*** Opening of Data to process ***
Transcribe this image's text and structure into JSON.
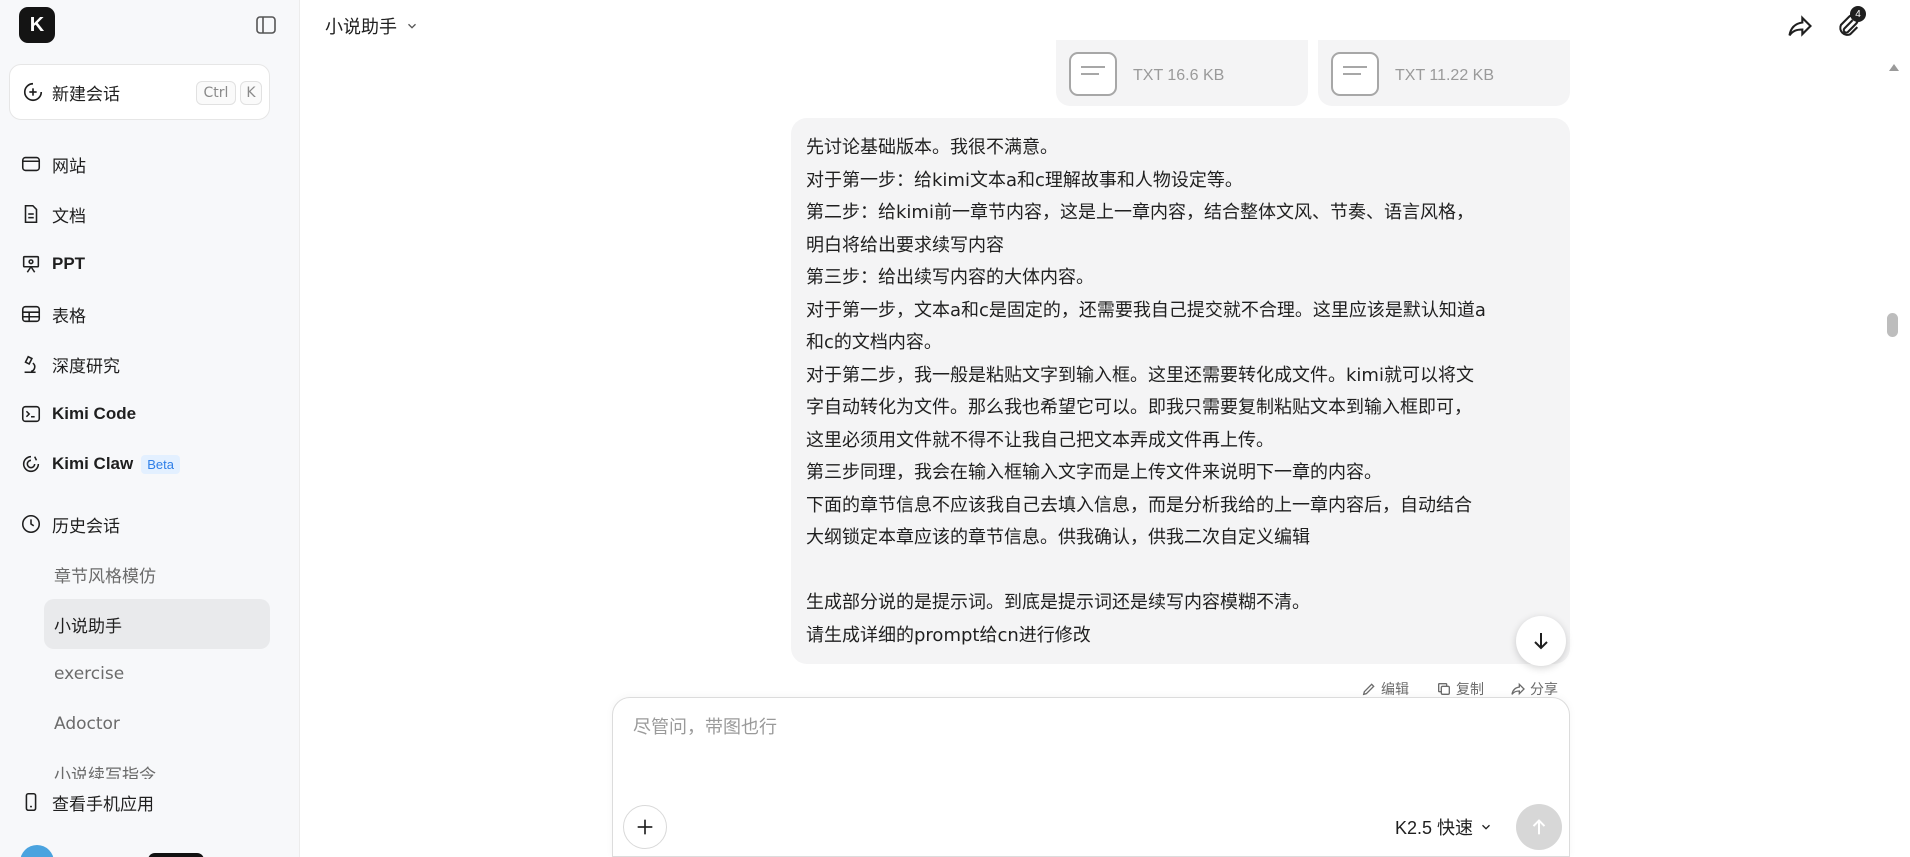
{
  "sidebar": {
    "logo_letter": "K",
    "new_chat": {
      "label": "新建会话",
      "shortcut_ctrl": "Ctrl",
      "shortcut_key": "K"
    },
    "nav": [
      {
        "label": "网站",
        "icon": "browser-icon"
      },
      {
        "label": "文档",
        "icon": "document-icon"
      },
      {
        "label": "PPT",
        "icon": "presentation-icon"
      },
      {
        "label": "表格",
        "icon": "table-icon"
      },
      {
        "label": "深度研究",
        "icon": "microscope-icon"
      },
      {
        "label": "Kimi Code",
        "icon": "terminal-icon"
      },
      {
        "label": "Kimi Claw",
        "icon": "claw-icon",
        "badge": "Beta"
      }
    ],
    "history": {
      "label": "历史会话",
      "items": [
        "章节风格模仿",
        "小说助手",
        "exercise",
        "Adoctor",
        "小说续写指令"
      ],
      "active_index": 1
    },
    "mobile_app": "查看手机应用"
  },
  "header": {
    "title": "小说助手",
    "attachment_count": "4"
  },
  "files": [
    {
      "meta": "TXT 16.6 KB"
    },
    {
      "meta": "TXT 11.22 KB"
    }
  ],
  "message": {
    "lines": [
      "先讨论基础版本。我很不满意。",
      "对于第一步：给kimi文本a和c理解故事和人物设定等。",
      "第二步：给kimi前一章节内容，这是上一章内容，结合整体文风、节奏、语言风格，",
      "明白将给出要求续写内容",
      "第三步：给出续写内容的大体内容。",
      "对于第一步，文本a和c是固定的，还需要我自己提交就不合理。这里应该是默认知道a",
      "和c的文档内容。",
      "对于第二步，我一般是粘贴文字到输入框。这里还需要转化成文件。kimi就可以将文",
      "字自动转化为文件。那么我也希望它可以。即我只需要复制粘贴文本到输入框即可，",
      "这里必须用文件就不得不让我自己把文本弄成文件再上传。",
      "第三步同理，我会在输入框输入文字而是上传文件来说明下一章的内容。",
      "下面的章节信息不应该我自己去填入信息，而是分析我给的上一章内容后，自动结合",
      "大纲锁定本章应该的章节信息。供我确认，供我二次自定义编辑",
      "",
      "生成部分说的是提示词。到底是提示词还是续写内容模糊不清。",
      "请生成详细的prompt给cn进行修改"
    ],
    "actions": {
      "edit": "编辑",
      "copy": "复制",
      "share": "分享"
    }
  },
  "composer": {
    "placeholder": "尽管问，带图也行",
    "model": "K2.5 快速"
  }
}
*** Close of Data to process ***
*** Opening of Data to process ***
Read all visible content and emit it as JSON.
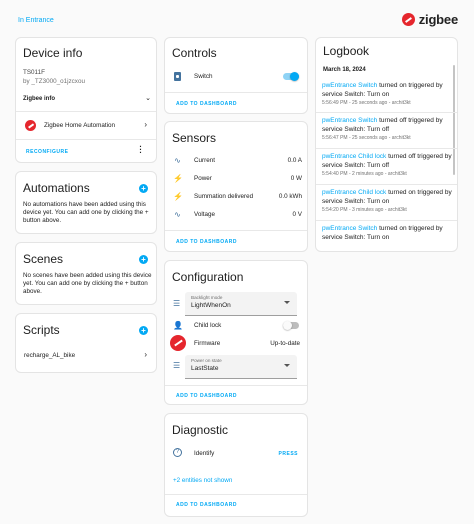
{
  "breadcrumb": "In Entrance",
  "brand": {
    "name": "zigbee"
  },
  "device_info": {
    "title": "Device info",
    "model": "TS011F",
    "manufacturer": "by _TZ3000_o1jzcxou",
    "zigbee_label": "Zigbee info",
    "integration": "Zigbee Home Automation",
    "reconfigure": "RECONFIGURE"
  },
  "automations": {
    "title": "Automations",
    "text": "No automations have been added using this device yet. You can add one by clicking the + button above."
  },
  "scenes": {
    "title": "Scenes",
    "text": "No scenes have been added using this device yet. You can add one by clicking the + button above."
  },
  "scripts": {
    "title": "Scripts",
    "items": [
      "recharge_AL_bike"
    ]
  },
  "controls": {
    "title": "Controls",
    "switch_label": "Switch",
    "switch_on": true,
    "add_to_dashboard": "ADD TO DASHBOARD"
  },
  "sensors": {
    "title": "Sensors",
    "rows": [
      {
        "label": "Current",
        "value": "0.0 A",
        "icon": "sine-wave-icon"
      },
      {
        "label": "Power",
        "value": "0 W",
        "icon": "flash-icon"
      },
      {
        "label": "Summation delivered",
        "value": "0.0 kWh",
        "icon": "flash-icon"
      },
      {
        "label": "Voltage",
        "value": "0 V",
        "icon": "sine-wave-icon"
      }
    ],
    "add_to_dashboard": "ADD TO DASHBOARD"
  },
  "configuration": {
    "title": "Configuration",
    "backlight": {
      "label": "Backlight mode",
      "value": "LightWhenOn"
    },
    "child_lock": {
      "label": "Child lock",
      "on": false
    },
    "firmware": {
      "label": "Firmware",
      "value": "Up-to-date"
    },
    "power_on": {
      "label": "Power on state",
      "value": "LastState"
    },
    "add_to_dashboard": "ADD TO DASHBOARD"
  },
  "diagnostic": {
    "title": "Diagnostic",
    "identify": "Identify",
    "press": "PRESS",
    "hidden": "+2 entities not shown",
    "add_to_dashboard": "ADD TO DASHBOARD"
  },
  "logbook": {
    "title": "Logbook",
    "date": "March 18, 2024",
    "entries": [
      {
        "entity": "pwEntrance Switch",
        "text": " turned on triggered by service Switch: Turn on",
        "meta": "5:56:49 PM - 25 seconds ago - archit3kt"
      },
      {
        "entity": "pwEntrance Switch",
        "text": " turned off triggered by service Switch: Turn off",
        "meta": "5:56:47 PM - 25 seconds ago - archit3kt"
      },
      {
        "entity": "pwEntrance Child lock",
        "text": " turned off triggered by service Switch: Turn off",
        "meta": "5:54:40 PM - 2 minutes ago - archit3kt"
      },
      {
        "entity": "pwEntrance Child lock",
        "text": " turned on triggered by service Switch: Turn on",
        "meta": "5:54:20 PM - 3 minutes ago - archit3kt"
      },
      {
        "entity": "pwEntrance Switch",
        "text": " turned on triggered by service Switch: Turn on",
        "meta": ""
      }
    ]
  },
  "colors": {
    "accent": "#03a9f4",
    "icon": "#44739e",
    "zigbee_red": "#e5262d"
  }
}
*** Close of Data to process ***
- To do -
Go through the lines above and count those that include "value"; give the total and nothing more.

- Your response -
7